came to my clerk, , and told him an officer was on his way with an attachment for him; and that the Grand Jury had found a Bill against me for adultery, on the testimony of ; he had come from in two hours and thirty minutes to bring the news. came to my and staid all night. came from , and said that had been swearing that I swore to the complaint on which Simpson was arrested. I instructed and to go to in the morning, and have him indicted for perjury, as I never did swear to the complaint. The officer was after also, and report says , , and . Past nine p. m, I walked a little way with for exercise.
My brother called in the evening, and cautioned me against speaking so freely about my enemies &c, in such a manner <​as​> to make it actionable. I [p. 52]
May 21 Norton Jacobs, and Moses Smith, arrived direct from on their way to .
“20th. We have appointed a political meeting in Newark, this evening, and one at Juliet tomorrow evening; where we expect to present to the citizens, General Smith’s views of the powers and policy of the government, and discuss the subject of politics.
,
.”
22 May 1844 • Wednesday
22 Wednesday 22 At home, watching, as the officers from were after me. At 10 A. M., about 40 Indians of the Sacs and Foxes, came up in front of the , four or five of them being mounted; among whom was Black Hawk’s brother, Kis-Kish-Kee, &c. I was obliged to send word I coud not see them at present. They encamped in the Council Chamber afternoon [HC 6:401] and night. I was with the police on duty, and saw several individuals lurking around.
Very pleasant day.
Prsident preached to the brethren in this evening.
23 May 1844 • Thursday
23 Thursday 23 rather better. Read Hebrew with , and counseled with various friends. At 10 A. M, the Municipal Court met, presiding; but there not being a quorum present, adjourned for one week. At one P. M., had a talk with the Sac and Fox Indians in my back kitchen. They said: “When our fathers first came here, this land was inhabited by the Spanish; when the Spaniards were driven off the French came, and then the English and Americans; and our fathers talked a great deal with the Big Spirit.” They complained that they had been robbed of their lands by the whites, and cruelly treated. I told them I knew they had been wronged, but that we had bought this land and paid our money for it. I advised them not to sell any more land, but to cultivate peace with the different tribes, and with all men; as the Great Spirit wanted them to be united and to live in peace. “The Great Spirit has enabled me to find a book, (shewing them the book of Mormon) which told me about your fathers, and the Great Spirit told me, ‘you must send to all the tribes that you can, and tell them to live in peace’; and when any of our people come to see you, I want you to treat them as we treat you.”

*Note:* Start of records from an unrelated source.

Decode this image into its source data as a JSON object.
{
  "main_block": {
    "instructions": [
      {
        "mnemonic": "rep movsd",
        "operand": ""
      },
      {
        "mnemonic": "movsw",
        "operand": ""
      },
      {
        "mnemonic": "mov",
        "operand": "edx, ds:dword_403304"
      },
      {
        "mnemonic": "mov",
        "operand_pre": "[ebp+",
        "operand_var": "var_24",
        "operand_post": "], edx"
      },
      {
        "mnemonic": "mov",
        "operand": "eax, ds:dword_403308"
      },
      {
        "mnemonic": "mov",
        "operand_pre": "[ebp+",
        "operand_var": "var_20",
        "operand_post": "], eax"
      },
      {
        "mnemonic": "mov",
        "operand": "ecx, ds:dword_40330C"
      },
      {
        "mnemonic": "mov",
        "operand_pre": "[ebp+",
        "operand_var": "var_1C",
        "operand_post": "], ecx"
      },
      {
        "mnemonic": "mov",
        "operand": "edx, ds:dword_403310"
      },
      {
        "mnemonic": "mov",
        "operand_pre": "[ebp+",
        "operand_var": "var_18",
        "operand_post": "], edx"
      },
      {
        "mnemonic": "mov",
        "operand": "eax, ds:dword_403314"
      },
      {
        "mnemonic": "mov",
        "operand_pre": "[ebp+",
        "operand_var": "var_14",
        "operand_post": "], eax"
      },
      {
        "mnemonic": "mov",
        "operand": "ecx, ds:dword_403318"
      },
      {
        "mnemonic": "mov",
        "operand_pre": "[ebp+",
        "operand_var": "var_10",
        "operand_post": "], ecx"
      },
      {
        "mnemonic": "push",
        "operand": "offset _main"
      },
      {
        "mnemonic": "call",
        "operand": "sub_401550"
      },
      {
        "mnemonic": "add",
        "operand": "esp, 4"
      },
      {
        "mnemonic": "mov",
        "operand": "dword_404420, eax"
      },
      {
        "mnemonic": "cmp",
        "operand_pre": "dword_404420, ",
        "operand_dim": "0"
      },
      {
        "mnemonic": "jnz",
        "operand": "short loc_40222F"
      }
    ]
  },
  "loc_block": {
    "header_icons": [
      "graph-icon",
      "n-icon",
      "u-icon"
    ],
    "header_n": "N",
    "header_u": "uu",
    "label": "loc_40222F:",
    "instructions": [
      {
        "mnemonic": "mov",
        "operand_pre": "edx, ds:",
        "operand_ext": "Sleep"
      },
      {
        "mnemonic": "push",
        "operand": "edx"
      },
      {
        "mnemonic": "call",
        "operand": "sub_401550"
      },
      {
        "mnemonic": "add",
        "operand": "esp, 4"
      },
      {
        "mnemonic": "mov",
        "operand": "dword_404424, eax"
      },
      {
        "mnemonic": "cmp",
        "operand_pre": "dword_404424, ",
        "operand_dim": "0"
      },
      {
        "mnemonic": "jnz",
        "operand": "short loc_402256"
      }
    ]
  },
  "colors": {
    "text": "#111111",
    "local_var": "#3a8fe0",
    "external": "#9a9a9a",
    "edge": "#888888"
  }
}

At 3 p. m., the Indians commenced a war dance in front of my ; our people commenced with music and firing cannon. After the dance which lasted about two hours, the firing of cannon closed the exercise, and with our music, marched back to the . Before they commenced dancing the saints took up a collection to get the Indians food. [HC 6:402]
came to my clerk, , and told him an officer was on his way with an attachment for him; and that the Grand Jury had found a Bill against me for adultery, on the testimony of ; he had come from in two hours and thirty minutes to bring the news. came to my and staid all night. came from , and said that had been swearing that I swore to the complaint on which Simpson was arrested. I instructed and to go to in the morning, and have him indicted for perjury, as I never did swear to the complaint. The officer was after also, and report says , , and . Past nine p. m, I walked a little way with for exercise.
My brother called in the evening, and cautioned me against speaking so freely about my enemies &c, in such a manner as to make it actionable. I [p. 52]
Page 52